Collected data
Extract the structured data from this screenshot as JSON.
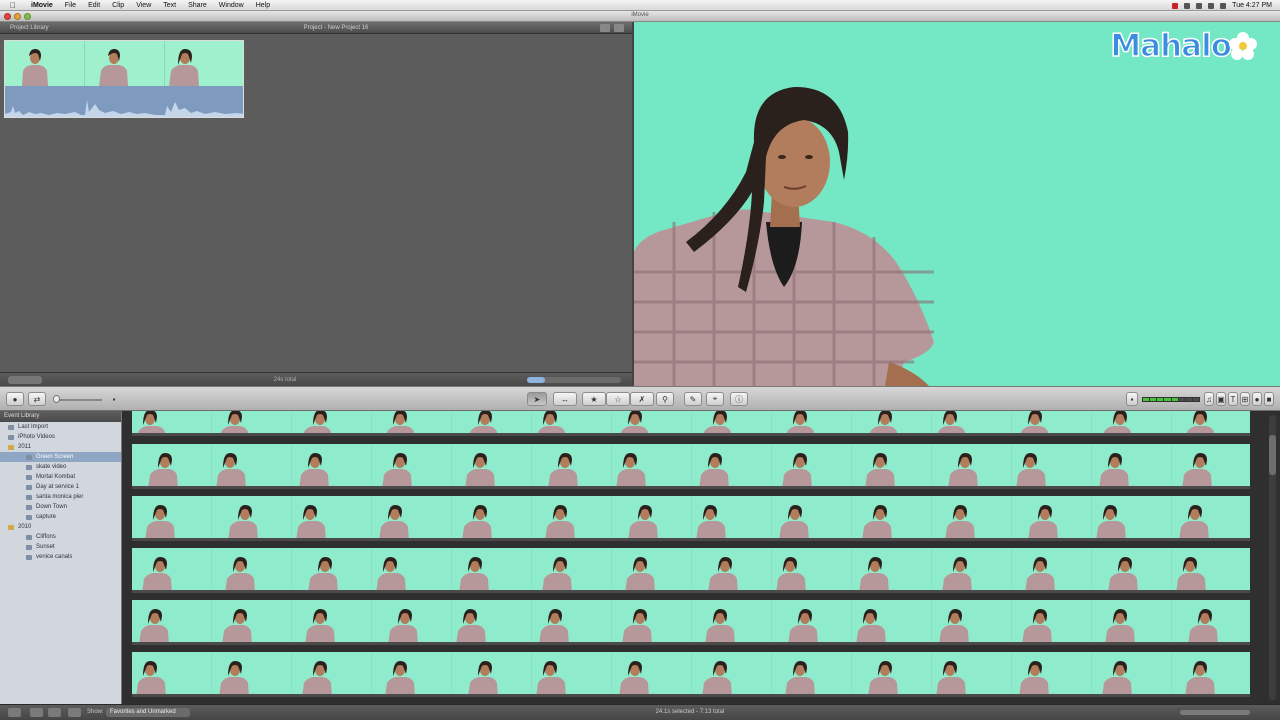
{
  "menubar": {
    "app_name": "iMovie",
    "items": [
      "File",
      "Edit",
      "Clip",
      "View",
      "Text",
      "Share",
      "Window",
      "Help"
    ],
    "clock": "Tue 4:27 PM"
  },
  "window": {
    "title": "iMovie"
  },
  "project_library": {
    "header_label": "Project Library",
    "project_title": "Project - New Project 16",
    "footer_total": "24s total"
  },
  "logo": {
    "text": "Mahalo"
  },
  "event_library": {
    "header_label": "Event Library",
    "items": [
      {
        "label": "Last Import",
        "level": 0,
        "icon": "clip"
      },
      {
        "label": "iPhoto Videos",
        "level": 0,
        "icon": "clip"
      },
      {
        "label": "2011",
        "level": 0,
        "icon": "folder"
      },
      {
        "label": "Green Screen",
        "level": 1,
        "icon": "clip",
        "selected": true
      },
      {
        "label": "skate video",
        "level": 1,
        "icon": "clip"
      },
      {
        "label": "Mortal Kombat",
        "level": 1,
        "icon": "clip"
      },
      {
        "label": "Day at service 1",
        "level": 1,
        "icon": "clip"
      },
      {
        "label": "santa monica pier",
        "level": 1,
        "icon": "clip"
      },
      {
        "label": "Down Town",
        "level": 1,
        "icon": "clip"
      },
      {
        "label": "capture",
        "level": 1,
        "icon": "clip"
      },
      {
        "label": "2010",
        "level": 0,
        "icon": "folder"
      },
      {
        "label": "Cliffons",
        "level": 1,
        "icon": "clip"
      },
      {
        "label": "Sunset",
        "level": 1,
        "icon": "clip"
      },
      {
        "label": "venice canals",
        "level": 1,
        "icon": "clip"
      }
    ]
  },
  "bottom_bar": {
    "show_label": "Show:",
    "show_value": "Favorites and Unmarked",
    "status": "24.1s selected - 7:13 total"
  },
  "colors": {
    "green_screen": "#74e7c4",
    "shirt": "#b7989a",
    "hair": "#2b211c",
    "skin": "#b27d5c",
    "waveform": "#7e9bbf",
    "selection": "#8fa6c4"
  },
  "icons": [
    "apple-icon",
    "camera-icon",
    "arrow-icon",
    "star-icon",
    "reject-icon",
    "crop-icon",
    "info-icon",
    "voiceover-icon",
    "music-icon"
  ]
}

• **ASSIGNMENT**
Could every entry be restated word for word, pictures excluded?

• **RESPONSE**
Extract the structured data from this screenshot as JSON.
{
  "menubar": {
    "app_name": "iMovie",
    "items": [
      "File",
      "Edit",
      "Clip",
      "View",
      "Text",
      "Share",
      "Window",
      "Help"
    ],
    "clock": "Tue 4:27 PM"
  },
  "window": {
    "title": "iMovie"
  },
  "project_library": {
    "header_label": "Project Library",
    "project_title": "Project - New Project 16",
    "footer_total": "24s total"
  },
  "logo": {
    "text": "Mahalo"
  },
  "event_library": {
    "header_label": "Event Library",
    "items": [
      {
        "label": "Last Import",
        "level": 0,
        "icon": "clip"
      },
      {
        "label": "iPhoto Videos",
        "level": 0,
        "icon": "clip"
      },
      {
        "label": "2011",
        "level": 0,
        "icon": "folder"
      },
      {
        "label": "Green Screen",
        "level": 1,
        "icon": "clip",
        "selected": true
      },
      {
        "label": "skate video",
        "level": 1,
        "icon": "clip"
      },
      {
        "label": "Mortal Kombat",
        "level": 1,
        "icon": "clip"
      },
      {
        "label": "Day at service 1",
        "level": 1,
        "icon": "clip"
      },
      {
        "label": "santa monica pier",
        "level": 1,
        "icon": "clip"
      },
      {
        "label": "Down Town",
        "level": 1,
        "icon": "clip"
      },
      {
        "label": "capture",
        "level": 1,
        "icon": "clip"
      },
      {
        "label": "2010",
        "level": 0,
        "icon": "folder"
      },
      {
        "label": "Cliffons",
        "level": 1,
        "icon": "clip"
      },
      {
        "label": "Sunset",
        "level": 1,
        "icon": "clip"
      },
      {
        "label": "venice canals",
        "level": 1,
        "icon": "clip"
      }
    ]
  },
  "bottom_bar": {
    "show_label": "Show:",
    "show_value": "Favorites and Unmarked",
    "status": "24.1s selected - 7:13 total"
  },
  "colors": {
    "green_screen": "#74e7c4",
    "shirt": "#b7989a",
    "hair": "#2b211c",
    "skin": "#b27d5c",
    "waveform": "#7e9bbf",
    "selection": "#8fa6c4"
  },
  "icons": [
    "apple-icon",
    "camera-icon",
    "arrow-icon",
    "star-icon",
    "reject-icon",
    "crop-icon",
    "info-icon",
    "voiceover-icon",
    "music-icon"
  ]
}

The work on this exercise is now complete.